Start of Block

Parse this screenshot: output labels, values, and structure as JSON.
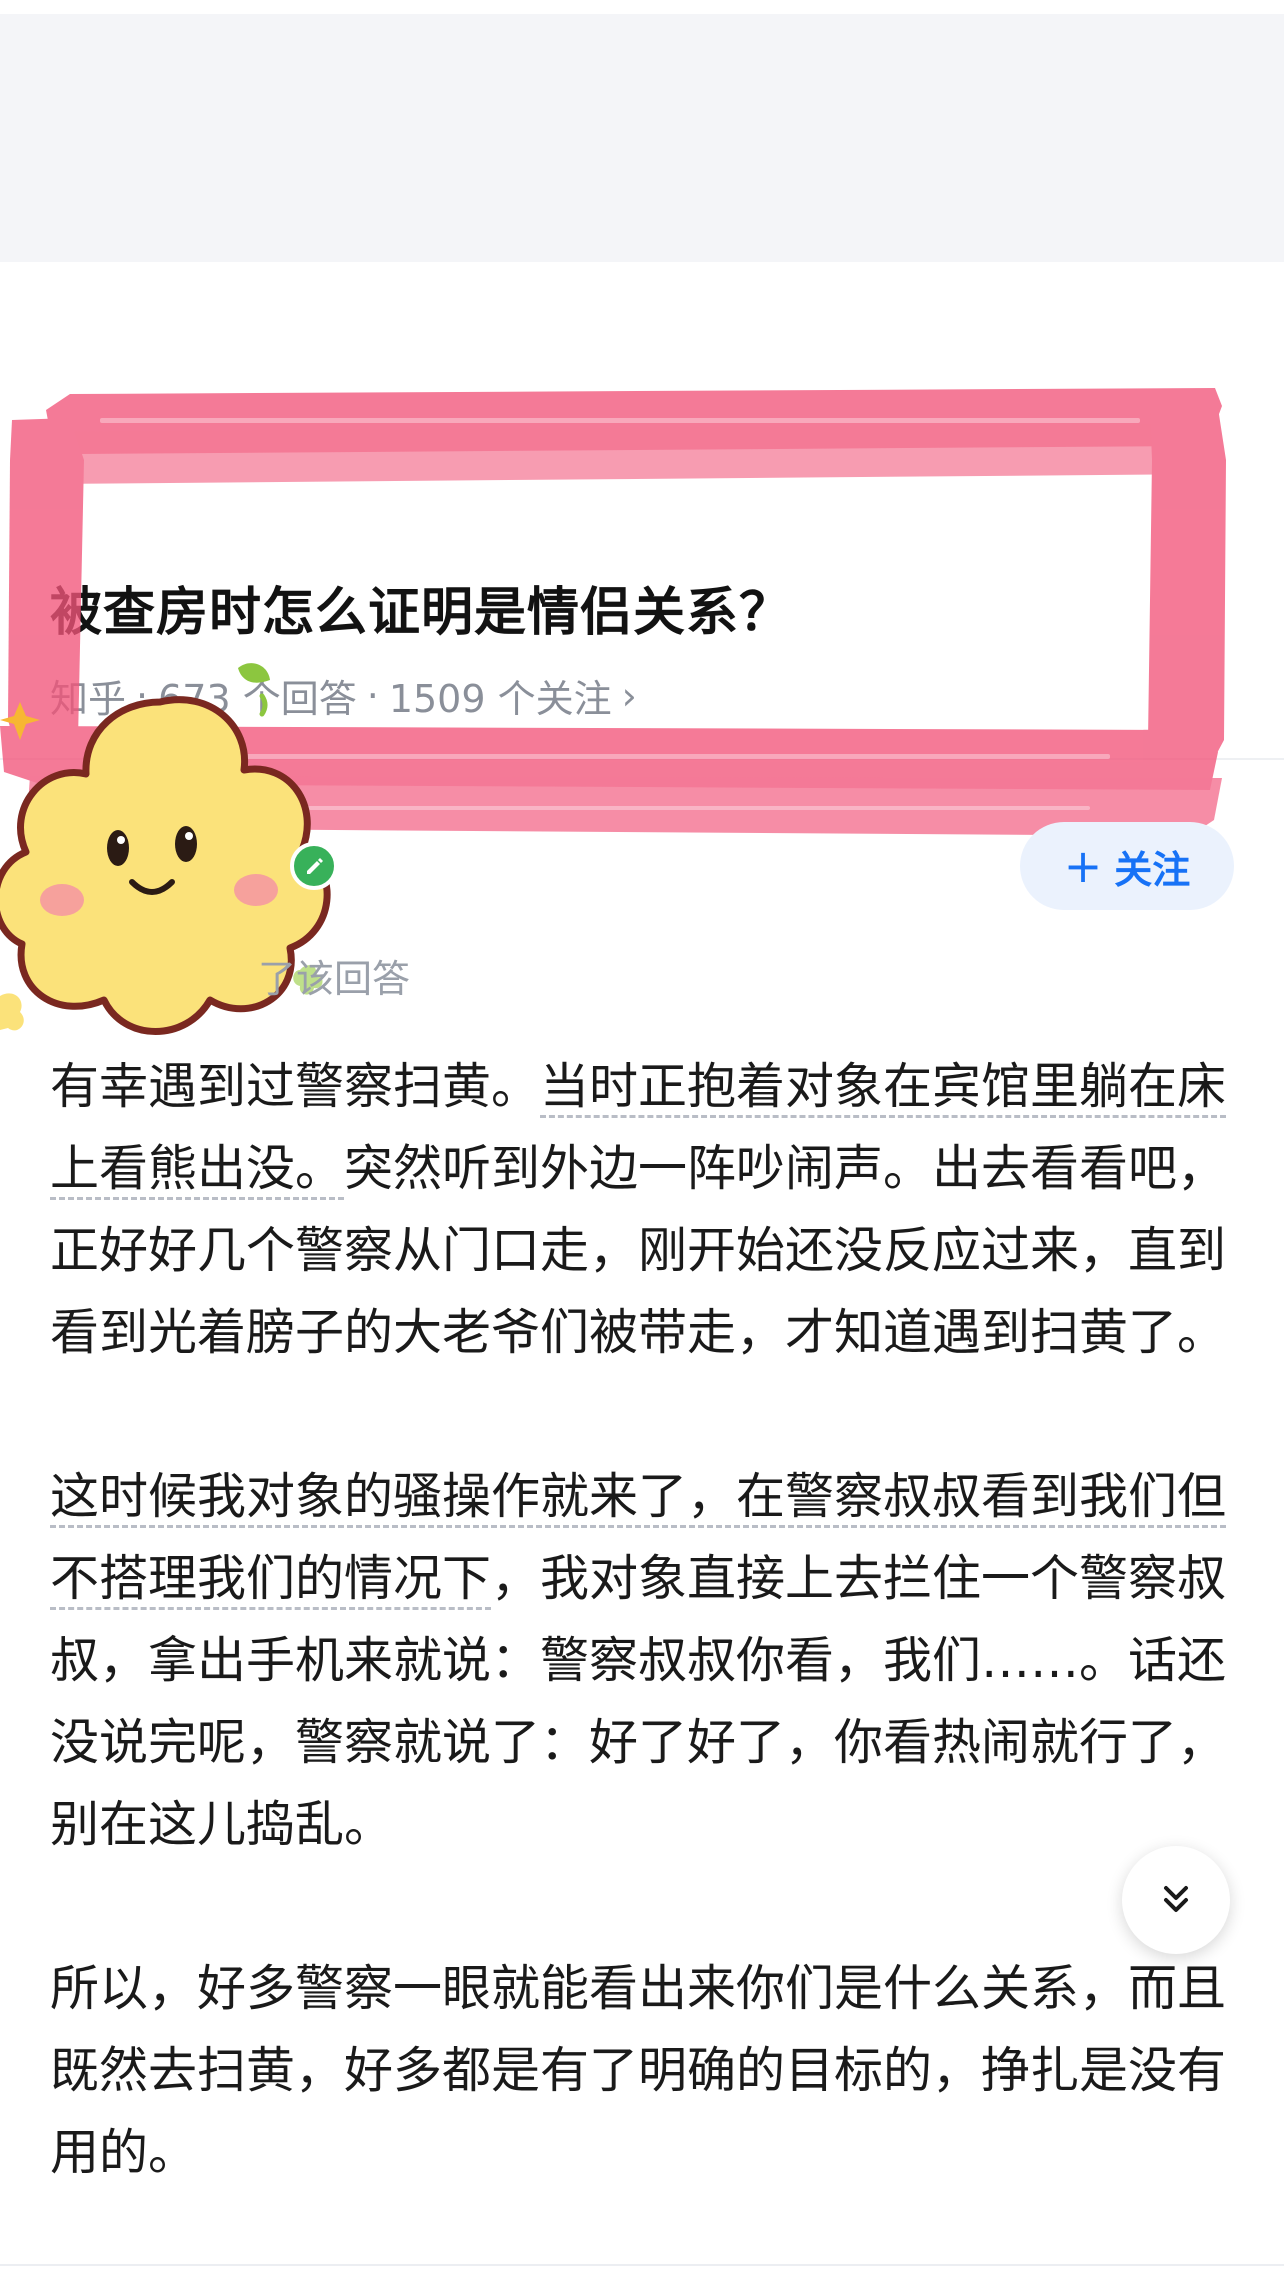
{
  "question": {
    "title": "被查房时怎么证明是情侣关系？",
    "source": "知乎",
    "separator_1": "·",
    "answers_count": "673 个回答",
    "separator_2": "·",
    "followers_count": "1509 个关注",
    "chevron": "›"
  },
  "author": {
    "badge_icon": "pencil-badge-icon",
    "follow_plus": "+",
    "follow_label": "关注",
    "endorse_text": "了该回答"
  },
  "answer": {
    "p1_plain": "有幸遇到过警察扫黄。",
    "p1_link": "当时正抱着对象在宾馆里躺在床上看熊出没。",
    "p1_rest": "突然听到外边一阵吵闹声。出去看看吧，正好好几个警察从门口走，刚开始还没反应过来，直到看到光着膀子的大老爷们被带走，才知道遇到扫黄了。",
    "p2_link": "这时候我对象的骚操作就来了，在警察叔叔看到我们但不搭理我们的情况下",
    "p2_rest": "，我对象直接上去拦住一个警察叔叔，拿出手机来就说：警察叔叔你看，我们……。话还没说完呢，警察就说了：好了好了，你看热闹就行了，别在这儿捣乱。",
    "p3": "所以，好多警察一眼就能看出来你们是什么关系，而且既然去扫黄，好多都是有了明确的目标的，挣扎是没有用的。"
  },
  "colors": {
    "accent_blue": "#1772f6",
    "highlight_pink": "#f2557a",
    "sticker_yellow": "#fbe27a"
  }
}
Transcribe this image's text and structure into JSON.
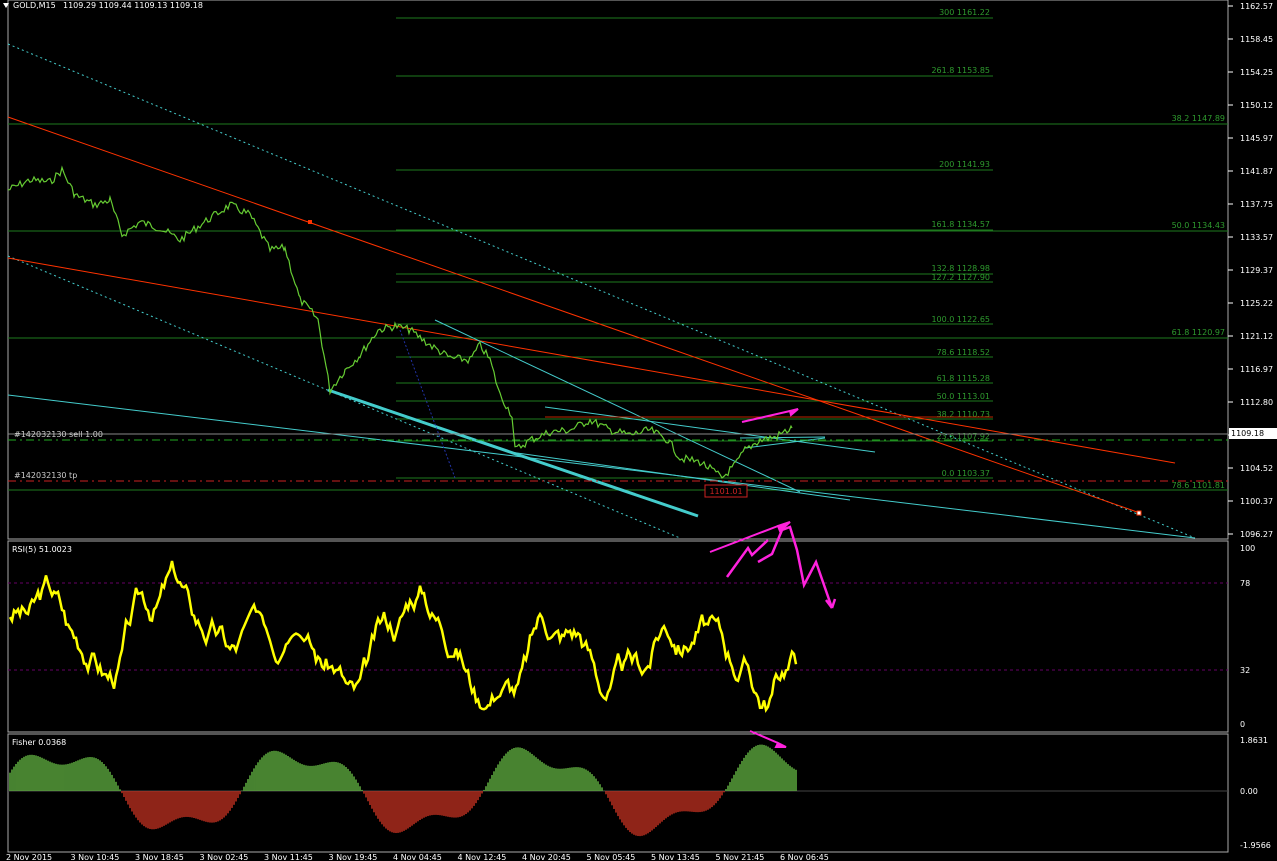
{
  "header": {
    "symbol": "GOLD,M15",
    "ohlc": "1109.29 1109.44 1109.13 1109.18"
  },
  "colors": {
    "bg": "#000000",
    "price": "#66cc33",
    "rsi": "#ffff00",
    "fisher_up": "#66bb44",
    "fisher_down": "#cc3322",
    "fib": "#1e7a1e",
    "fib_text": "#2e9a2e",
    "trend_red": "#ff3300",
    "channel": "#44cccc",
    "magenta": "#ff22dd",
    "axis": "#ffffff"
  },
  "price_axis": [
    "1162.57",
    "1158.45",
    "1154.25",
    "1150.12",
    "1145.97",
    "1141.87",
    "1137.75",
    "1133.57",
    "1129.37",
    "1125.22",
    "1121.12",
    "1116.97",
    "1112.80",
    "1109.18",
    "1104.52",
    "1100.37",
    "1096.27"
  ],
  "current_price": "1109.18",
  "fib_levels_left": [
    {
      "label": "300  1161.22"
    },
    {
      "label": "261.8  1153.85"
    },
    {
      "label": "200  1141.93"
    },
    {
      "label": "161.8  1134.57"
    },
    {
      "label": "132.8  1128.98"
    },
    {
      "label": "127.2  1127.90"
    },
    {
      "label": "100.0  1122.65"
    },
    {
      "label": "78.6  1118.52"
    },
    {
      "label": "61.8  1115.28"
    },
    {
      "label": "50.0   1113.01"
    },
    {
      "label": "38.2  1110.73"
    },
    {
      "label": "23.6  1107.92"
    },
    {
      "label": "0.0  1103.37"
    }
  ],
  "fib_levels_right": [
    {
      "label": "38.2  1147.89"
    },
    {
      "label": "50.0  1134.43"
    },
    {
      "label": "61.8  1120.97"
    },
    {
      "label": "78.6  1101.81"
    }
  ],
  "orders": {
    "sell": "#142032130 sell 1.00",
    "tp": "#142032130 tp",
    "low_marker": "1101.01"
  },
  "rsi": {
    "title": "RSI(5) 51.0023",
    "axis": [
      "100",
      "78",
      "32",
      "0"
    ]
  },
  "fisher": {
    "title": "Fisher 0.0368",
    "axis": [
      "1.8631",
      "0.00",
      "-1.9566"
    ]
  },
  "time_axis": [
    "2 Nov 2015",
    "3 Nov 10:45",
    "3 Nov 18:45",
    "3 Nov 02:45",
    "3 Nov 11:45",
    "3 Nov 19:45",
    "4 Nov 04:45",
    "4 Nov 12:45",
    "4 Nov 20:45",
    "5 Nov 05:45",
    "5 Nov 13:45",
    "5 Nov 21:45",
    "6 Nov 06:45"
  ]
}
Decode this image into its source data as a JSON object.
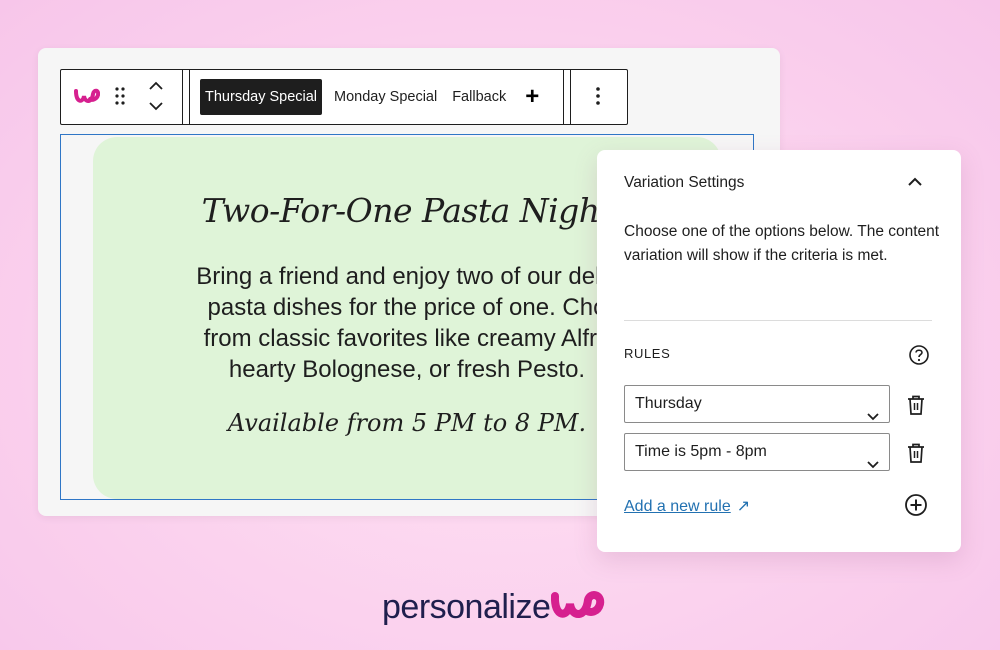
{
  "toolbar": {
    "tabs": [
      {
        "label": "Thursday Special",
        "active": true
      },
      {
        "label": "Monday Special",
        "active": false
      },
      {
        "label": "Fallback",
        "active": false
      }
    ],
    "add_label": "+"
  },
  "content": {
    "headline": "Two-For-One Pasta Night",
    "body": "Bring a friend and enjoy two of our delic\npasta dishes for the price of one. Cho\nfrom classic favorites like creamy Alfre\nhearty Bolognese, or fresh Pesto.",
    "availability": "Available from 5 PM to 8 PM."
  },
  "panel": {
    "title": "Variation Settings",
    "description": "Choose one of the options below. The content variation will show if the criteria is met.",
    "rules_label": "RULES",
    "rules": [
      {
        "value": "Thursday"
      },
      {
        "value": "Time is 5pm - 8pm"
      }
    ],
    "add_rule_label": "Add a new rule",
    "add_rule_arrow": "↗"
  },
  "brand": {
    "name": "personalize"
  },
  "colors": {
    "brand_magenta": "#d6208f",
    "block_border": "#2f76c6",
    "content_bg": "#dff4d8",
    "link": "#2271b1"
  }
}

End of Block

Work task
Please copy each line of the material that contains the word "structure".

Response to the exercise
Parse this screenshot: output labels, values, and structure as JSON.
Transcribe this image's text and structure into JSON.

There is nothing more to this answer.